NIGA Executive Director Jason Giles joined an esteemed panel of his industry colleagues to discuss the future of Sports Betting in America. Moderated by Loretta Tuell of Tuell Indian Law, the panelists discussed where Indian Gaming and commercial gaming overlap, and how these two industries can work together in addressing the remaining obstacles to sports betting after the Supreme Court’s PASPA decision. Mr. Giles noted that Tribal Nations face legal and regulatory hurdles at the federal level that most States do not have to worry about. He noted that States with Tribes located in their borders are not as free to legalize sports betting without engaging with the Tribal Nations within the State. Therefore, it is notable that of the 10 State jurisdictions that legalized sports betting; only one, Mississippi, has a Tribe in their state.
Chairman Mark Macarro of the Pechanga Band of Luiseño Indians in California detailed the challenges unique to the Tribes in California who are looking to pursue the option of including sports betting in their casinos. The unique challenges faced by Chairman Macarro’s Tribe are endemic to Tribes throughout the Country as they look to negotiate with States on how to implement the next wave of gaming technology, and how that will correspond with a State’s public policy towards gambling. Often times in the past, these negotiations were fraught with bitterness, but Tribes and States today have a much better understanding of their respective policy positions. Chairman Macarro expressed caution about the California gaming market as the State Constitution needs to be amended in order to allow sports betting and the earliest that amendment could happen is in 2020.
Sarah Slane, Vice President of Intergovernmental Affairs for the American Gaming Association, stated that the sports betting and mobile components of the gaming industry are far ahead of any federal laws or proposed federal laws. She noted that States are continuing to pursue sports betting, and the gaming industry at large continues to innovate and look to the future.
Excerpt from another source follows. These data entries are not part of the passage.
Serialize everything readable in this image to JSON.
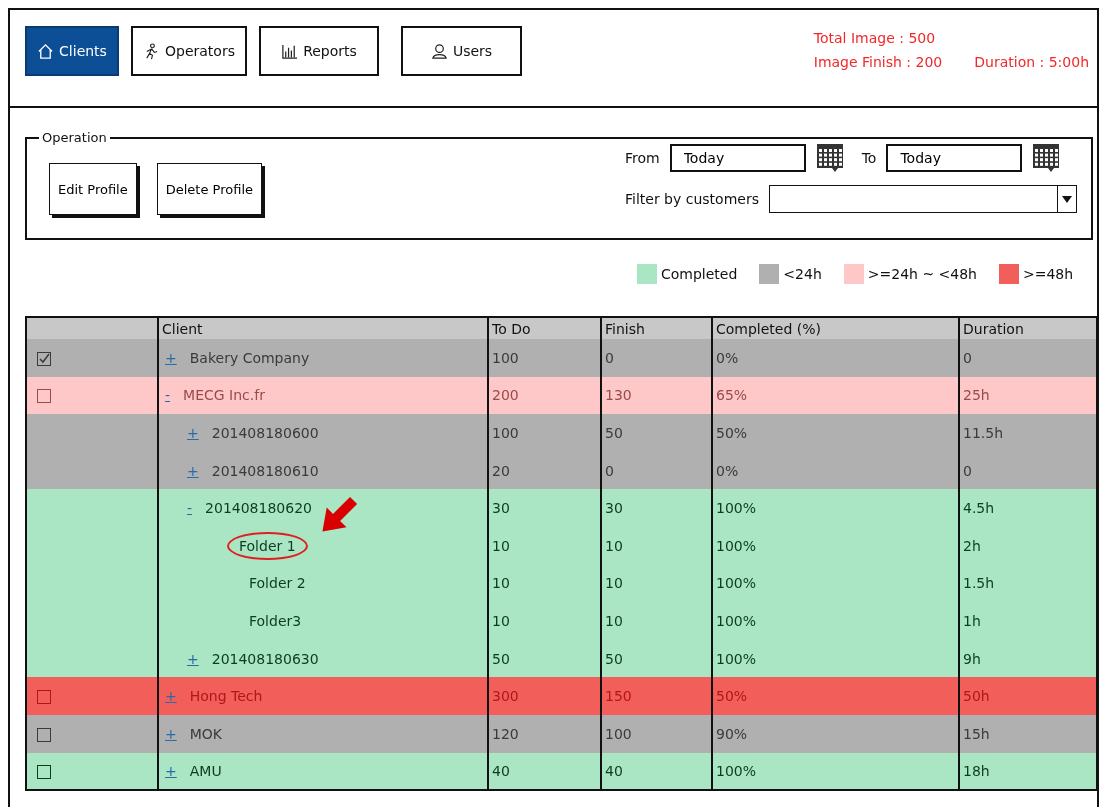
{
  "tabs": [
    {
      "label": "Clients",
      "kind": "home",
      "selected": true
    },
    {
      "label": "Operators",
      "kind": "operator",
      "selected": false
    },
    {
      "label": "Reports",
      "kind": "chart",
      "selected": false
    },
    {
      "label": "Users",
      "kind": "user",
      "selected": false
    }
  ],
  "stats": [
    {
      "label": "Total Image : 500"
    },
    {
      "label": "Image Finish : 200"
    },
    {
      "label": "Duration : 5:00h"
    }
  ],
  "operation": {
    "title": "Operation",
    "buttons": [
      "Edit Profile",
      "Delete Profile"
    ],
    "from_label": "From",
    "from_value": "Today",
    "to_label": "To",
    "to_value": "Today",
    "filter_label": "Filter by customers"
  },
  "legend": [
    {
      "label": "Completed",
      "color": "#aae6c3"
    },
    {
      "label": "<24h",
      "color": "#b0b0b0"
    },
    {
      "label": ">=24h ~ <48h",
      "color": "#ffc8c8"
    },
    {
      "label": ">=48h",
      "color": "#f25e5a"
    }
  ],
  "table": {
    "columns": [
      "Client",
      "To Do",
      "Finish",
      "Completed (%)",
      "Duration"
    ],
    "rows": [
      {
        "toggle": "+",
        "name": "Bakery Company",
        "todo": "100",
        "finish": "0",
        "completed": "0%",
        "duration": "0",
        "color": "#b0b0b0",
        "checked": true
      },
      {
        "toggle": "-",
        "name": "MECG Inc.fr",
        "todo": "200",
        "finish": "130",
        "completed": "65%",
        "duration": "25h",
        "color": "#ffc8c8",
        "checked": false,
        "children": [
          {
            "toggle": "+",
            "name": "201408180600",
            "todo": "100",
            "finish": "50",
            "completed": "50%",
            "duration": "11.5h",
            "color": "#b0b0b0"
          },
          {
            "toggle": "+",
            "name": "201408180610",
            "todo": "20",
            "finish": "0",
            "completed": "0%",
            "duration": "0",
            "color": "#b0b0b0"
          },
          {
            "toggle": "-",
            "name": "201408180620",
            "todo": "30",
            "finish": "30",
            "completed": "100%",
            "duration": "4.5h",
            "color": "#aae6c3",
            "children": [
              {
                "name": "Folder 1",
                "todo": "10",
                "finish": "10",
                "completed": "100%",
                "duration": "2h",
                "color": "#aae6c3",
                "highlighted": true
              },
              {
                "name": "Folder 2",
                "todo": "10",
                "finish": "10",
                "completed": "100%",
                "duration": "1.5h",
                "color": "#aae6c3",
                "highlighted": false
              },
              {
                "name": "Folder3",
                "todo": "10",
                "finish": "10",
                "completed": "100%",
                "duration": "1h",
                "color": "#aae6c3",
                "highlighted": false
              }
            ]
          },
          {
            "toggle": "+",
            "name": "201408180630",
            "todo": "50",
            "finish": "50",
            "completed": "100%",
            "duration": "9h",
            "color": "#aae6c3"
          }
        ]
      },
      {
        "toggle": "+",
        "name": "Hong Tech",
        "todo": "300",
        "finish": "150",
        "completed": "50%",
        "duration": "50h",
        "color": "#f25e5a",
        "checked": false
      },
      {
        "toggle": "+",
        "name": "MOK",
        "todo": "120",
        "finish": "100",
        "completed": "90%",
        "duration": "15h",
        "color": "#b0b0b0",
        "checked": false
      },
      {
        "toggle": "+",
        "name": "AMU",
        "todo": "40",
        "finish": "40",
        "completed": "100%",
        "duration": "18h",
        "color": "#aae6c3",
        "checked": false
      }
    ]
  }
}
Renato Ascoli, CEO of IGT North America, noted his company’s success with helping to implement one of the two Tribal sports book operations in America. IGT partnered with the Mississippi Band of Choctaw to open the first Tribal sports book in Indian Country. Mr. Ascoli was very optimistic about the future of Tribal gaming and the addition of sports betting as another form of entertainment for their customers. He also pointed out that the expansion of sports betting will not only be beneficial to Tribal Enterprises, but to society as a whole to make sports more fun and exciting for future generations.